The Chancellor's measures included the provision of £150m to help self-builders in a "right to build" scheme, and £500m for small house building firms.
It was part of the Chancellor' plans to support the construction of 200,000 homes as he said "we're getting Britain building".
There was an extension of the Help to Buy equity loan scheme in England for the rest of the decade, to help an estimated 120,000 more households. The scheme allows buyers to secure a 20% government-backed loan on the cost of a new house.
The Scottish Government unveiled its version of the equity loan scheme in September.
The £220m scheme will run until September 2016 and is open to first-time and existing buyers looking for a new-build home.
Simon Brown, partner and head of residential property at CKD Galbraith said: "The Budget statement has outlined a number of positive steps to help strengthen the UK property market including the extension of the help to buy scheme in England until 2020.
"The market in Scotland has witnessed tangible improvements as a result of the Scottish help to buy scheme assisting first time buyers and consequently helping to revitalise segments of the market further up the ladder.
"It will be interesting to see what may happen in terms of the Scottish scheme which is currently in place until 2016, on the back of today's announcement."
The government also attempted to cut down on stamp duty tax avoided through company-owned homes by expanding its 15% rate from residential properties worth over £2m to those worth more than £500,000.
Mr Brown added: "As a firm we have experienced a steady improvement in the Scottish property market since 2013, a growth which has continued this year however we do expect a slight slowdown in the run up to the Scottish independence referendum.

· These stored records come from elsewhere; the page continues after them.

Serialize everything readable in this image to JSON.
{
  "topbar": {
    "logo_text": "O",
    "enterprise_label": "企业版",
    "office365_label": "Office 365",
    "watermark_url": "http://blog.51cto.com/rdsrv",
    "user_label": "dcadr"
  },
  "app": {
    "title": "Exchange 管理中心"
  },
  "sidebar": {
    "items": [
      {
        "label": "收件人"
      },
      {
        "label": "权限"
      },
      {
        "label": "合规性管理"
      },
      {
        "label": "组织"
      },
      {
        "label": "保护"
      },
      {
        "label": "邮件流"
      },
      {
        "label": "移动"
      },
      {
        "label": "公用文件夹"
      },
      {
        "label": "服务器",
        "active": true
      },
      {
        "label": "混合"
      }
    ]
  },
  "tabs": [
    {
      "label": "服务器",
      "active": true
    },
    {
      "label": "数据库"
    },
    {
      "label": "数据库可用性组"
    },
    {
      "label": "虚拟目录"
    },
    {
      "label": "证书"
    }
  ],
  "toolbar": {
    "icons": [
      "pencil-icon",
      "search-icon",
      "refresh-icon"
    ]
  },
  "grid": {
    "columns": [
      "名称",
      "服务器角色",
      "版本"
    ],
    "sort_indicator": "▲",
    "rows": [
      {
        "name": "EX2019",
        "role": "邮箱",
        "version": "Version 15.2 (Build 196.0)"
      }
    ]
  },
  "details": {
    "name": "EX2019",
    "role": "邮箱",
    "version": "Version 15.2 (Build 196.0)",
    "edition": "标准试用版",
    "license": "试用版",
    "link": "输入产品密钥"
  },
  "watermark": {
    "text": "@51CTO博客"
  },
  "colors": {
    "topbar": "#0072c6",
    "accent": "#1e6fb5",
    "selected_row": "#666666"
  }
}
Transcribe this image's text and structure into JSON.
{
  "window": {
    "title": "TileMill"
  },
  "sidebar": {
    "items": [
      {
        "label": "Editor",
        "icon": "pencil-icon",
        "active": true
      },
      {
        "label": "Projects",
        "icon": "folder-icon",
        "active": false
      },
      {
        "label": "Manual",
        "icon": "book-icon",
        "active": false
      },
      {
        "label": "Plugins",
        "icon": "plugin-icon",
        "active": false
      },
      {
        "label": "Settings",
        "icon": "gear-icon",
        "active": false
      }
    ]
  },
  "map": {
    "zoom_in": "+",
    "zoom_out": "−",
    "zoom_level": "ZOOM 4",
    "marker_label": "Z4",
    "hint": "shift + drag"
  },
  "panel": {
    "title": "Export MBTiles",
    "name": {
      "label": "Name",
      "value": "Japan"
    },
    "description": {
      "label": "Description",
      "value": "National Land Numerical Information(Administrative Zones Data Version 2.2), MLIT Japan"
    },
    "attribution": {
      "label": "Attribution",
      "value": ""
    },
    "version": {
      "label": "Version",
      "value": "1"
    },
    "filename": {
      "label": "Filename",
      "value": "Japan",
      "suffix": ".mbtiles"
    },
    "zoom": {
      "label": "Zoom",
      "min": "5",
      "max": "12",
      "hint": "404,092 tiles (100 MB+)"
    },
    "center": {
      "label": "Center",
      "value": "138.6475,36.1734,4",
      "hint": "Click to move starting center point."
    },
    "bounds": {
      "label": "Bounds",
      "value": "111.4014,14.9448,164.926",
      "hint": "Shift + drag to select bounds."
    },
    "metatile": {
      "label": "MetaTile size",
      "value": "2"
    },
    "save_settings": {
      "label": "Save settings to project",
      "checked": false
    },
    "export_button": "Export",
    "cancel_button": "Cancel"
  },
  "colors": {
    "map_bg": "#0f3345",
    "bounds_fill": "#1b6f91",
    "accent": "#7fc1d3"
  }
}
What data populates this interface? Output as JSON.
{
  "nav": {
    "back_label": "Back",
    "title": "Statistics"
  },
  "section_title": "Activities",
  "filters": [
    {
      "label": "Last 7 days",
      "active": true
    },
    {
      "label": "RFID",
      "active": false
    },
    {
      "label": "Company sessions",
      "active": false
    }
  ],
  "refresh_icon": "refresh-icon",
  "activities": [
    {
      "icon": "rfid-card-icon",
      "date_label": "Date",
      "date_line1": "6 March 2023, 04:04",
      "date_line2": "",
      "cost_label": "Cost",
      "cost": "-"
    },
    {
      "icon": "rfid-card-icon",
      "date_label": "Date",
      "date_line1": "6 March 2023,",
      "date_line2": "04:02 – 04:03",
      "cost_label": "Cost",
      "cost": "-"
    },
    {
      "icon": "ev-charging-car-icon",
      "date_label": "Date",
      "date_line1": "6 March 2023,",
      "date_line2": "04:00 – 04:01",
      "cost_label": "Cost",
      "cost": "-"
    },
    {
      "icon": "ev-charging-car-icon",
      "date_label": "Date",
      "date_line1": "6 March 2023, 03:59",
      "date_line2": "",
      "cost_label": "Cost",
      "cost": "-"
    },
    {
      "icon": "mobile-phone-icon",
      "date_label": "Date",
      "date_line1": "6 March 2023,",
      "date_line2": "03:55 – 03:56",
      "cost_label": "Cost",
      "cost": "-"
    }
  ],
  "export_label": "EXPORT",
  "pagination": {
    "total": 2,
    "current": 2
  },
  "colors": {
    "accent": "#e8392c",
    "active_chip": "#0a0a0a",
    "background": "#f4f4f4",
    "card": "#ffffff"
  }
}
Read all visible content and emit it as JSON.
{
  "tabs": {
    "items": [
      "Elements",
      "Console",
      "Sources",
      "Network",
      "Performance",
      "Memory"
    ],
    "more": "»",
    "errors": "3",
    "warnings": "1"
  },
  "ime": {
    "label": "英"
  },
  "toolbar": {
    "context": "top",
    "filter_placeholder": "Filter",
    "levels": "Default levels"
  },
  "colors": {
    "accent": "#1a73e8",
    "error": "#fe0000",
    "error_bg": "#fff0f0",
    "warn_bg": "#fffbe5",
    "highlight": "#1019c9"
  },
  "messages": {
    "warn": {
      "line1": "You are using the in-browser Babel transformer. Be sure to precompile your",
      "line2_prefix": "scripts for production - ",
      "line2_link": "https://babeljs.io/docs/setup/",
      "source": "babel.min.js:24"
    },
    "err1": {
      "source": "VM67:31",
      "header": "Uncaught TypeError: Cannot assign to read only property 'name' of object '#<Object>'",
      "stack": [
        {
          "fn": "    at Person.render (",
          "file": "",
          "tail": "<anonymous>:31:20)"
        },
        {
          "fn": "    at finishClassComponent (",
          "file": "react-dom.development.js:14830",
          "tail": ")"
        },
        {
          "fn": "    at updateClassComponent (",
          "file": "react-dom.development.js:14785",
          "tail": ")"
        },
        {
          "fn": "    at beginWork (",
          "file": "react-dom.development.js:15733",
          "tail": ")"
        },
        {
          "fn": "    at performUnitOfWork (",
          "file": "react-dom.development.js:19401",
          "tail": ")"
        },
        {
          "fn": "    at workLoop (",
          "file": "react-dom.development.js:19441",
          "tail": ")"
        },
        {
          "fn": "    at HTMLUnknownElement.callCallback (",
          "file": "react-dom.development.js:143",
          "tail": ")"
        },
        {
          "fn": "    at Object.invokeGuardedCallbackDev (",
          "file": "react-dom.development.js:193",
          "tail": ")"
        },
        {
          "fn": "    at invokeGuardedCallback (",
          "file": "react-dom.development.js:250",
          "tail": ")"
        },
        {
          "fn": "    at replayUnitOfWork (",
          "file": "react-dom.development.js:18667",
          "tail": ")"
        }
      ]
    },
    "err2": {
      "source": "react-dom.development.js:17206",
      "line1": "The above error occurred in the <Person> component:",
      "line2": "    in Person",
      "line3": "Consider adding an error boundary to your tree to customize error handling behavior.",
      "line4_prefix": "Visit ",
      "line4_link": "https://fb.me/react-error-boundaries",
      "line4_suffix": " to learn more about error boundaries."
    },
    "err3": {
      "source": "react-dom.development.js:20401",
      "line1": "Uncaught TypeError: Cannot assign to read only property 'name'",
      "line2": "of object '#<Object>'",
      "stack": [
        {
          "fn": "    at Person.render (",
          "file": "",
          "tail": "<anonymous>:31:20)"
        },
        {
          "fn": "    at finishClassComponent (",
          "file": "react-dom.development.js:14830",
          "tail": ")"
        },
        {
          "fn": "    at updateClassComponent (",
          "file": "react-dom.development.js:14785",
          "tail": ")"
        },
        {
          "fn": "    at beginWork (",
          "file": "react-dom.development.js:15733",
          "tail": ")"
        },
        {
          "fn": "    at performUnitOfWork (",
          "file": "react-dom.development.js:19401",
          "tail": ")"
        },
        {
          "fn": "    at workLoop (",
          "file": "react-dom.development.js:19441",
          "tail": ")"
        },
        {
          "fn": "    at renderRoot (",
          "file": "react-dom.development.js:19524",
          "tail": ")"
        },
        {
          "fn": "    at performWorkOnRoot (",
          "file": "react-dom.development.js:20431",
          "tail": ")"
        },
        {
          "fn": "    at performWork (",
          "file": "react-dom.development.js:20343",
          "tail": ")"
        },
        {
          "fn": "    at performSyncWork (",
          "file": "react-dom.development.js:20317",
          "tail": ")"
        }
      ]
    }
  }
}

"We welcome the announcement as real encouragement for the growth of the UK property market and subsequently the Scottish market going forward after the referendum."
The annual rise in house prices across the UK is expected to peak at more than 9% this year, prompting George Osborne to task the Bank of England's financial stability watchdog with being "particularly vigilant" about the risk of a bubble developing.
It's a different story in Scotland, and figures from Home.co.uk show that while asking prices in England and Wales were up 7.9% year on year, there was still no sign of a market recovery in Scotland where prices fell 0.3% last month and 1.4% over the last year.
The Royal Institution of Chartered Surveyors said that "much more needs to be done" and criticised Mr Osborne for not deciding to offer help to struggling home buyers through changes to stamp duty.
It expected house price growth to peak at 9.3% in the third quarter of this year.
Mr Osborne told MPs he had asked the Bank's Financial Policy Committee to keep a close eye on the housing market.